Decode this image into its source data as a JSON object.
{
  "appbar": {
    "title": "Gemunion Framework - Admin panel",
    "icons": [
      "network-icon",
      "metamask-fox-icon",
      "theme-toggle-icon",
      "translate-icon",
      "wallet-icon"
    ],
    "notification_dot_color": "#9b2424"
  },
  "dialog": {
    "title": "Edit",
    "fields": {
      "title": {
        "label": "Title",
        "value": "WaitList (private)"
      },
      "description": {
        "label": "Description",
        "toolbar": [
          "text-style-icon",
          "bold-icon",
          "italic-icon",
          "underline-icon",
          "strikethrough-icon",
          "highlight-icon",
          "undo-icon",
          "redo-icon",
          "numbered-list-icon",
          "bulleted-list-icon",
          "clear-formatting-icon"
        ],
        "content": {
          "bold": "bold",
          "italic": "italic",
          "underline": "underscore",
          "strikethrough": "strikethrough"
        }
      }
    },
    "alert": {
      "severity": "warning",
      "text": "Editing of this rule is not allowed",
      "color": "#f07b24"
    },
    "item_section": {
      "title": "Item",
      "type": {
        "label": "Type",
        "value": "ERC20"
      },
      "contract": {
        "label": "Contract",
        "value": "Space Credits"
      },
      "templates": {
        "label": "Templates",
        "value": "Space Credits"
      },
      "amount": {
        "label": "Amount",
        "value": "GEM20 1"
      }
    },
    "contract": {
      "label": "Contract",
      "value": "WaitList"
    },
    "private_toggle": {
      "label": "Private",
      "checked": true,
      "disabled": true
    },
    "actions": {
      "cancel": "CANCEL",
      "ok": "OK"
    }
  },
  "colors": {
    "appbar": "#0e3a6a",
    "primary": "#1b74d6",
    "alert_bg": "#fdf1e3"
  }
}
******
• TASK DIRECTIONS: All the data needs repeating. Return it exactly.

• RESULT OF THE TASK:
Decode this image into its source data as a JSON object.
{
  "appbar": {
    "title": "Gemunion Framework - Admin panel",
    "icons": [
      "network-icon",
      "metamask-fox-icon",
      "theme-toggle-icon",
      "translate-icon",
      "wallet-icon"
    ],
    "notification_dot_color": "#9b2424"
  },
  "dialog": {
    "title": "Edit",
    "fields": {
      "title": {
        "label": "Title",
        "value": "WaitList (private)"
      },
      "description": {
        "label": "Description",
        "toolbar": [
          "text-style-icon",
          "bold-icon",
          "italic-icon",
          "underline-icon",
          "strikethrough-icon",
          "highlight-icon",
          "undo-icon",
          "redo-icon",
          "numbered-list-icon",
          "bulleted-list-icon",
          "clear-formatting-icon"
        ],
        "content": {
          "bold": "bold",
          "italic": "italic",
          "underline": "underscore",
          "strikethrough": "strikethrough"
        }
      }
    },
    "alert": {
      "severity": "warning",
      "text": "Editing of this rule is not allowed",
      "color": "#f07b24"
    },
    "item_section": {
      "title": "Item",
      "type": {
        "label": "Type",
        "value": "ERC20"
      },
      "contract": {
        "label": "Contract",
        "value": "Space Credits"
      },
      "templates": {
        "label": "Templates",
        "value": "Space Credits"
      },
      "amount": {
        "label": "Amount",
        "value": "GEM20 1"
      }
    },
    "contract": {
      "label": "Contract",
      "value": "WaitList"
    },
    "private_toggle": {
      "label": "Private",
      "checked": true,
      "disabled": true
    },
    "actions": {
      "cancel": "CANCEL",
      "ok": "OK"
    }
  },
  "colors": {
    "appbar": "#0e3a6a",
    "primary": "#1b74d6",
    "alert_bg": "#fdf1e3"
  }
}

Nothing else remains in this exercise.